One of the best ways to really get an idea of student satisfaction however as to go to one of the many university open days. this will give you an opportunity to see what the student really think and experience for yourself the university grounds and student union.
Check the official TEF university ratings
Running since 2017, the teaching excellence and student outcomes framework is a government run study monitoring university quality nationwide. It was designed as a framework for universities to improve upon their existing offering, however it is very useful for students looking to compare universities across a consistent standard.
This can often be very useful when dealing with conflicting opinions regarding universities and courses either through speaking face-to-face or through reading online forums. Bear in mind however that not all universities have signed up to this process and therefore rankings will be unavailable for these institutions.
There has been some controversy since the rankings of been introduced as some less well regarded institutions receive significantly better outcomes than those with long-standing history of excellence.
There is a three tier medal system of bronze silver and gold. Although bronze is the lowest award that can be given, it represents a standard of teaching excellence that meets the UK national guidelines for higher education.
As of 2018 around half of universities have received silver status with the remaining universities equally split between bonds and gold. Don’t get too hung up on the awards however as universities will move between them from year to year.
What matters most is that you gel for university culture and feel inspired by curriculum and the experiences of past students.
Your Future Career path
You cannot forget that the whole point of doing a degree so that you can pursue the career that you really want in the future. When you’re planning your university and course choices make sure that they match up with what you want to achieve later on in life.
Many students understandably don’t feel that they know what they want to do five or 10 years in the future. In these cases it is best to concentrate on degree subjects which have a wide variety of applications rather than studying something very specific or with known limited career opportunities.
All the help you can get
Spending a long time in the same piece of work can make it hard to see the wood for the trees. Get as many opinions as possible from trusted friends, teachers and family members. They will be able to give you an all-important third party opinion and give you an idea of what it’s like to read your university application and personal statement.
Ask them if they think that your university choices and courses match up with the impression that you’ve given over the last year or so. Do they think that the course is well suited to your strengths and weaknesses? Are they surprised by the choice or is it a subject area you bring up often?
These outside views are very important, but remember that end of the day the final decision is up to you!
Choosing your Top Five
In a lot of cases it can be helpful to list both your favourite universities based on your research and a separate list of your favourite courses. This way you can prioritise the best of both worlds. Although university prestige is important it is nowhere near important is ensuring that your studying a course that you actually enjoy over the next 3 to 4 years.
Choosing the right degree course
We hope this article has given you a clear idea of all the things you need to think about when applying to university. We can’t say enough that research is paramount. Make sure you yourself are happy with both the University and the course, don’t rely on hearsay or reviews of others.

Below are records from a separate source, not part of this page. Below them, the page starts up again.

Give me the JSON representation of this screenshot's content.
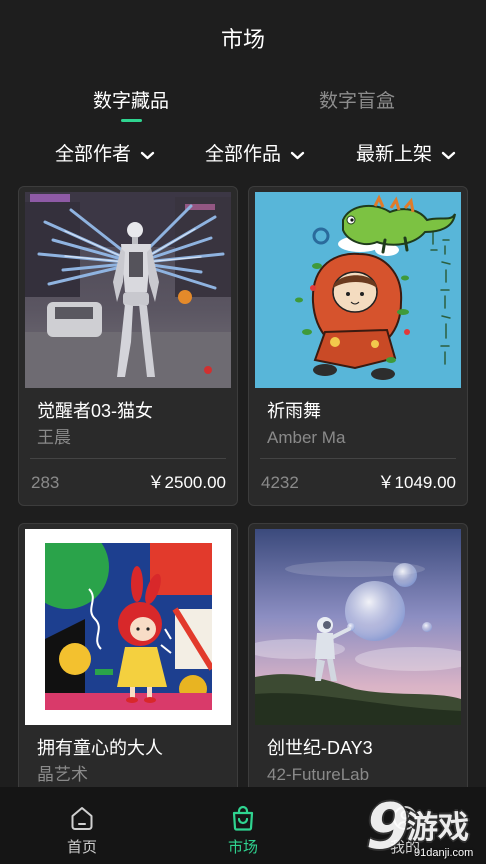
{
  "header": {
    "title": "市场"
  },
  "tabs": [
    {
      "label": "数字藏品",
      "active": true
    },
    {
      "label": "数字盲盒",
      "active": false
    }
  ],
  "filters": [
    {
      "label": "全部作者",
      "icon": "chevron-down-icon"
    },
    {
      "label": "全部作品",
      "icon": "chevron-down-icon"
    },
    {
      "label": "最新上架",
      "icon": "chevron-down-icon"
    }
  ],
  "items": [
    {
      "title": "觉醒者03-猫女",
      "author": "王晨",
      "count": "283",
      "price": "￥2500.00"
    },
    {
      "title": "祈雨舞",
      "author": "Amber Ma",
      "count": "4232",
      "price": "￥1049.00"
    },
    {
      "title": "拥有童心的大人",
      "author": "晶艺术"
    },
    {
      "title": "创世纪-DAY3",
      "author": "42-FutureLab"
    }
  ],
  "nav": [
    {
      "label": "首页",
      "icon": "home-icon",
      "active": false
    },
    {
      "label": "市场",
      "icon": "shopping-bag-icon",
      "active": true
    },
    {
      "label": "我的",
      "icon": "user-icon",
      "active": false
    }
  ],
  "watermark": {
    "nine": "9",
    "name": "游戏",
    "domain": "91danji.com"
  },
  "colors": {
    "background": "#1e1e1e",
    "card": "#2a2a2a",
    "accent": "#2fd490",
    "muted": "#8a8a8a",
    "nav_background": "#151515"
  }
}
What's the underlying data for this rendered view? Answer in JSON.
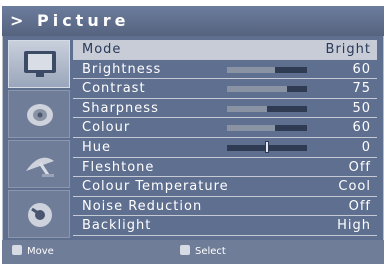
{
  "title": "> Picture",
  "sidebar": [
    {
      "icon": "tv-screen-icon",
      "active": true
    },
    {
      "icon": "speaker-icon",
      "active": false
    },
    {
      "icon": "satellite-dish-icon",
      "active": false
    },
    {
      "icon": "settings-disc-icon",
      "active": false
    }
  ],
  "menu": [
    {
      "label": "Mode",
      "value": "Bright"
    },
    {
      "label": "Brightness",
      "value": "60",
      "level": 0.6
    },
    {
      "label": "Contrast",
      "value": "75",
      "level": 0.75
    },
    {
      "label": "Sharpness",
      "value": "50",
      "level": 0.5
    },
    {
      "label": "Colour",
      "value": "60",
      "level": 0.6
    },
    {
      "label": "Hue",
      "value": "0",
      "level": 0.5
    },
    {
      "label": "Fleshtone",
      "value": "Off"
    },
    {
      "label": "Colour Temperature",
      "value": "Cool"
    },
    {
      "label": "Noise Reduction",
      "value": "Off"
    },
    {
      "label": "Backlight",
      "value": "High"
    }
  ],
  "footer": {
    "move_label": "Move",
    "select_label": "Select"
  },
  "colors": {
    "panel": "#5f6f90",
    "selected_row": "#c7ccd6",
    "bar_track": "#2f3b52",
    "bar_fill": "#8a93a4"
  }
}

Once you have your course and university in mind, doublecheck your future employment prospects to ensure all your hard work isn’t for nothing in a few years.
Studying for a degree is an exciting prospect which opens up a world of opportunities upon graduation, best of luck with your application!